BRIEF » Repeat every record below exactly as written.

===== EXTRACTED INFORMATION =====

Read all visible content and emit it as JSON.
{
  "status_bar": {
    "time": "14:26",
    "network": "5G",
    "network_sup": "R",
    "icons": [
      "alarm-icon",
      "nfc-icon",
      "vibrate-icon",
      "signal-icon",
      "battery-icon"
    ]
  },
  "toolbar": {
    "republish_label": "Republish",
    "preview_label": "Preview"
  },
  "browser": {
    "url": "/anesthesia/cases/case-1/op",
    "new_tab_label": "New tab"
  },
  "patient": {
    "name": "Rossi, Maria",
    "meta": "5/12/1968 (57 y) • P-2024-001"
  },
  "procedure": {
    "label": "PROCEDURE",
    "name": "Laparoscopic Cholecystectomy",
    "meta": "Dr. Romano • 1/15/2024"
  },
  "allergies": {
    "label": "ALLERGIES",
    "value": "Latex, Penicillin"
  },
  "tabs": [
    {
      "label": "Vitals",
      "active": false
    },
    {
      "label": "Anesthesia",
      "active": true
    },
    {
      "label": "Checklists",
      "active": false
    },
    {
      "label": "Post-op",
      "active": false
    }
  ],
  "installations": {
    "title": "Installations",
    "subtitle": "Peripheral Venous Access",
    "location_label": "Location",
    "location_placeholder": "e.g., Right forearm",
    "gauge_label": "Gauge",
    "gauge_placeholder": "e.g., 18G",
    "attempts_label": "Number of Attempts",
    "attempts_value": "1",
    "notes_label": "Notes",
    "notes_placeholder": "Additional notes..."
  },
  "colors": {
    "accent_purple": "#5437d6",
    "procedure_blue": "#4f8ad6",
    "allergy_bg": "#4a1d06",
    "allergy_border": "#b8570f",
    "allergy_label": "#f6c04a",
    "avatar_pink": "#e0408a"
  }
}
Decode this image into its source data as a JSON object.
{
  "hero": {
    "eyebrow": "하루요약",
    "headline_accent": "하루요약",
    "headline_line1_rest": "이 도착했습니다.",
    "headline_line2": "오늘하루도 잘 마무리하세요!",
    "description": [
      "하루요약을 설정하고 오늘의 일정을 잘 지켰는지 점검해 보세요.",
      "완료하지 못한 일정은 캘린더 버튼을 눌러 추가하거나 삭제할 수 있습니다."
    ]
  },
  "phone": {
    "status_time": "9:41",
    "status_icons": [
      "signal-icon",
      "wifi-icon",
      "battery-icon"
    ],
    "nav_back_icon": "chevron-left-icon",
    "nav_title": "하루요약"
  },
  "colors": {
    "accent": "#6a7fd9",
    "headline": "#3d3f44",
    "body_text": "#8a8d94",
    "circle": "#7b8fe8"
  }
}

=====

REPLY TO THE EXERCISE »
Read all visible content and emit it as JSON.
{
  "status_bar": {
    "time": "14:26",
    "network": "5G",
    "network_sup": "R",
    "icons": [
      "alarm-icon",
      "nfc-icon",
      "vibrate-icon",
      "signal-icon",
      "battery-icon"
    ]
  },
  "toolbar": {
    "republish_label": "Republish",
    "preview_label": "Preview"
  },
  "browser": {
    "url": "/anesthesia/cases/case-1/op",
    "new_tab_label": "New tab"
  },
  "patient": {
    "name": "Rossi, Maria",
    "meta": "5/12/1968 (57 y) • P-2024-001"
  },
  "procedure": {
    "label": "PROCEDURE",
    "name": "Laparoscopic Cholecystectomy",
    "meta": "Dr. Romano • 1/15/2024"
  },
  "allergies": {
    "label": "ALLERGIES",
    "value": "Latex, Penicillin"
  },
  "tabs": [
    {
      "label": "Vitals",
      "active": false
    },
    {
      "label": "Anesthesia",
      "active": true
    },
    {
      "label": "Checklists",
      "active": false
    },
    {
      "label": "Post-op",
      "active": false
    }
  ],
  "installations": {
    "title": "Installations",
    "subtitle": "Peripheral Venous Access",
    "location_label": "Location",
    "location_placeholder": "e.g., Right forearm",
    "gauge_label": "Gauge",
    "gauge_placeholder": "e.g., 18G",
    "attempts_label": "Number of Attempts",
    "attempts_value": "1",
    "notes_label": "Notes",
    "notes_placeholder": "Additional notes..."
  },
  "colors": {
    "accent_purple": "#5437d6",
    "procedure_blue": "#4f8ad6",
    "allergy_bg": "#4a1d06",
    "allergy_border": "#b8570f",
    "allergy_label": "#f6c04a",
    "avatar_pink": "#e0408a"
  }
}
Decode this image into its source data as a JSON object.
{
  "hero": {
    "eyebrow": "하루요약",
    "headline_accent": "하루요약",
    "headline_line1_rest": "이 도착했습니다.",
    "headline_line2": "오늘하루도 잘 마무리하세요!",
    "description": [
      "하루요약을 설정하고 오늘의 일정을 잘 지켰는지 점검해 보세요.",
      "완료하지 못한 일정은 캘린더 버튼을 눌러 추가하거나 삭제할 수 있습니다."
    ]
  },
  "phone": {
    "status_time": "9:41",
    "status_icons": [
      "signal-icon",
      "wifi-icon",
      "battery-icon"
    ],
    "nav_back_icon": "chevron-left-icon",
    "nav_title": "하루요약"
  },
  "colors": {
    "accent": "#6a7fd9",
    "headline": "#3d3f44",
    "body_text": "#8a8d94",
    "circle": "#7b8fe8"
  }
}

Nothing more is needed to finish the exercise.